“Judas,” a new novel by Amos Oz, is a paradox of stillness and provocation. The Israeli author, a long-rumored contender for the Nobel Prize, has reduced the physical action of this story to a tableau of domestic grief. But beneath a scene of fermented woe, he incites a storm of theological and political arguments about the founding of Israel and the origins of Christianity.
The plot sounds almost repellently static. In the opening pages, set around 1960, Shmuel Ash, a young graduate student in Jerusalem, loses his girlfriend and his parents’ allowance. Despondent, he abandons his master’s thesis and takes a job as a companion to an elderly intellectual named Wald, who “larded his speech with quotations and allusions, witticisms and plays on words.” In exchange for room and board and a modest paycheck, Shmuel agrees to talk and argue with Wald from 5 to 11 o’clock every evening. Beyond that, he must only feed the fish, bring in a cup of tea and swear never to reveal anything he hears within these walls.
There’s a touch of mystery in this sepulchral house, but it’s the riddle of sorrow, not intrigue. Wald’s only son was killed in 1948 while serving in the Israeli army. Since then, the old man has floated on a wave of disputation, talking himself to life one day after another, spilling out a flood of ironic and learned verbiage to keep despair from closing over him entirely. His widowed daughter-in-law, Atalia, now lives with him, too, contributing her own diamond-hard sadness to this crippled little family. That Shmuel will fall in love with Atalia is obvious to all three of them; that she will break his heart is obvious to everyone but Shmuel.
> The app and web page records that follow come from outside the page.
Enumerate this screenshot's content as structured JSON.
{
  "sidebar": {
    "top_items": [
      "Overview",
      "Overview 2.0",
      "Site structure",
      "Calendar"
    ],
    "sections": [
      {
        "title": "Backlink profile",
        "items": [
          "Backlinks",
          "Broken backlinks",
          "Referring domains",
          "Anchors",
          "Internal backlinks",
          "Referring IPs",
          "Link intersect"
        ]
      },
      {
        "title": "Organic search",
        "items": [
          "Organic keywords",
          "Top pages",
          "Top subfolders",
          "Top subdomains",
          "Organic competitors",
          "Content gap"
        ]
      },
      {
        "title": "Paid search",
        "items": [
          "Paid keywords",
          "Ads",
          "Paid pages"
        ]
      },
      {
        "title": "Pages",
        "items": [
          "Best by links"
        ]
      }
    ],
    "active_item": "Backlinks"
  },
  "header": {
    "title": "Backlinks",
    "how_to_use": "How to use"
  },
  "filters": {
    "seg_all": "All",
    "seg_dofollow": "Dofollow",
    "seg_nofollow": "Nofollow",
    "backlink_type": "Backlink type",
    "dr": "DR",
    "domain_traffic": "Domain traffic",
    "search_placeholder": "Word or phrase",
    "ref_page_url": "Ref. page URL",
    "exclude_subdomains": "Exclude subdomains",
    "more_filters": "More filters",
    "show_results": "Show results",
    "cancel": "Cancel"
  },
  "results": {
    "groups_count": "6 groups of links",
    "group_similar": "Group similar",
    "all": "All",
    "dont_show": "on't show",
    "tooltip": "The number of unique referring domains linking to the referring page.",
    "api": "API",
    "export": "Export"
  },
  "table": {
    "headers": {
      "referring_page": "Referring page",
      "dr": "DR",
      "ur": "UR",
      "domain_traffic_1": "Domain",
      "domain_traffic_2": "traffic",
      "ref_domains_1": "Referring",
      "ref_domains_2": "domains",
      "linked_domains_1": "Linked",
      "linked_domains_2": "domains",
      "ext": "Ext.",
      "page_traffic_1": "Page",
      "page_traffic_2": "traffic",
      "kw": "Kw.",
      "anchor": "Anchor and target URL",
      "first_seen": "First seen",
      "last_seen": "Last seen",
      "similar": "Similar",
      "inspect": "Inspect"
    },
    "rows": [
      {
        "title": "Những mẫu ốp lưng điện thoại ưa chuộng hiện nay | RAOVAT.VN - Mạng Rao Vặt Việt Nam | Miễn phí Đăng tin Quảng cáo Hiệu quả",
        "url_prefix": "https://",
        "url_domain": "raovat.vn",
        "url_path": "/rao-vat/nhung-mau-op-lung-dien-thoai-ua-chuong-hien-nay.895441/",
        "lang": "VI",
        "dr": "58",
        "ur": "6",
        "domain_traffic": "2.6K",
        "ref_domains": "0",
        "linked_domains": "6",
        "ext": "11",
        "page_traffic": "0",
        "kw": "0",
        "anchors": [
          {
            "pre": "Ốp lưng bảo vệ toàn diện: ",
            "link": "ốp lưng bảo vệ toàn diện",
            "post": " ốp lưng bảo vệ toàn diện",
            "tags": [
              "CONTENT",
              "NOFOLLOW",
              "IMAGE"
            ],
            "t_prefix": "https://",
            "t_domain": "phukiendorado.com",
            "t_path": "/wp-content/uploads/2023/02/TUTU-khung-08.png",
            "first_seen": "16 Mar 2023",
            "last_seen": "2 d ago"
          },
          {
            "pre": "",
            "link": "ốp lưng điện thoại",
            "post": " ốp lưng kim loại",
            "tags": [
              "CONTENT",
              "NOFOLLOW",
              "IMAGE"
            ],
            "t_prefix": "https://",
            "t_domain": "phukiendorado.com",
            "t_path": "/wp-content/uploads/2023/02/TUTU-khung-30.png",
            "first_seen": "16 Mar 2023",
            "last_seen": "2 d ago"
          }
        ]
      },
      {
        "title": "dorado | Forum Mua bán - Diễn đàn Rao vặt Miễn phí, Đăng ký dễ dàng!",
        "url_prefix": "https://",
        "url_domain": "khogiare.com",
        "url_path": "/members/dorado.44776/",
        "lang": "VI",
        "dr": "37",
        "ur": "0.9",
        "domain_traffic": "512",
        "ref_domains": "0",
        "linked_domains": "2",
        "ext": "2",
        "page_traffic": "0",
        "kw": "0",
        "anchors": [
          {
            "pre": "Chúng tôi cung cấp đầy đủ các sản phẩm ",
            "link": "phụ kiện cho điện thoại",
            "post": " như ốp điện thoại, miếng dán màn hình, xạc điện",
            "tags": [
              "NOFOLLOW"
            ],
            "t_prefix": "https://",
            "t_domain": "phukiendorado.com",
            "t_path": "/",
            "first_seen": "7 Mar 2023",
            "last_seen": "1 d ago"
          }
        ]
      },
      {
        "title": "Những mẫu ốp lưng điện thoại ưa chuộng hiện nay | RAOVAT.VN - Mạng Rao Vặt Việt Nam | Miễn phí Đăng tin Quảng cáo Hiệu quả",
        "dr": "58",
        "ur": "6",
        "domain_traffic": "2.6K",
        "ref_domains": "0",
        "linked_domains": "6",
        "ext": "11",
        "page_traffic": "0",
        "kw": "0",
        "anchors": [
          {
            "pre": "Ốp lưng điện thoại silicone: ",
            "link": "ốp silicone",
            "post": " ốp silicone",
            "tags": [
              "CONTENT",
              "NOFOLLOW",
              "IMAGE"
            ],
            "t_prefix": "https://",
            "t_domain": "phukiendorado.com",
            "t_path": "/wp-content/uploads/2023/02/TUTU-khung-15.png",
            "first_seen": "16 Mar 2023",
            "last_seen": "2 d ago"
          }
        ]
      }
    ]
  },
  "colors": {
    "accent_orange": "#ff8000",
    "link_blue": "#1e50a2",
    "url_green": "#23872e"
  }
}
Plotless novels about lost young men represent a tedious subgenre of contemporary literature, but, naturally, Oz rises above that by rendering his hapless hero so comically sympathetic. Shmuel is large, hairy and embarrassingly prone to weeping. “He was kindhearted, generous, brimming with goodwill,” Oz writes, “and as soft as a woolen glove, going out of his way to make himself useful, but at the same time he was muddled and impatient.” His ex-girlfriend complains that he’s either rushing about like “an excited puppy” or lying around like “an unaired quilt.” Wald’s grim home, with its “walls accustomed to swallowing pain,” seems like the least appropriate place for him to regain his bearings.
“Judas,” winner of Germany’s International Literature Prize, depends entirely on the complexity of Oz’s themes and the tender elegance of his style, translated from the Hebrew by Nicholas de Lange. Two vexing issues screw through the novel like a double helix. One involves Shmuel’s research on Jewish attitudes toward Jesus. He has some vague idea that this is somehow connected to “the fate of social reformers in modern times.” His studies lead him through ancient polemics in which Jewish scholars tried to discredit Christianity by exposing its historical and theological inconsistencies. But Shmuel is particularly drawn to the Gospel character of Judas, that foundational figure in the history of Western anti-Semitism. To his mind, the world’s most famous traitor was, in fact, the world’s first and most devoted Christian. Judas hadn’t intended to murder Jesus by handing him over for crucifixion; he’d intended to provoke Jesus into demonstrating his divinity.
Judas as misguided idealist who inadvertently triggered the salvation of mankind: That interpretation — not original to Shmuel or Oz — has a certain appeal, regardless of its theological complications. But in this novel, that characterization serves as a curious archetype for reviled idealists in modern-day Israel. Specifically, as Shmuel gets to know Atalia, he learns that she is the daughter of a notorious leader of the Jewish community who dared to argue that Israel should not establish its own country but instead work to live in stateless harmony with its Arab neighbors. He was eventually castigated by Israel’s first prime minister and branded a traitor.
Although a certain degree of familiarity with mid-20th-century political history is helpful, Oz gracefully weaves that exposition into this novel of ideas. And although the story certainly involves arguments about the Israeli-Arab conflict that Oz has made in his nonfiction work, it never reads like an allegory of the author’s political views. For one thing, Atalia is too shocked by her own loss to care about such arguments anymore. Wald, meanwhile, is too Talmudic to settle on any particular position, except his deep skepticism of “universal love.” He sees such boundless claims as the slogans of all political oppressors. “I’d rather they left us all the pain and sorrow and kept their world reform for themselves,” he tells Shmuel, “seeing that it always involves slaughter, crusades, jihad or gulag, or the wars of Gog and Demagogue.”
It’s left to Shmuel, buffeted about by his research and his deepening devotion to his two wounded housemates, to determine exactly what it means to be a traitor. And it’s left to us, drawn through this rare, intellectual novel, to wrestle with Oz’s reflections on the viability of idealism in an imperfect world.
Ron Charles is the editor of Book World. You can follow him @RonCharles.
By Amos Oz
HMH. 305 pp. $25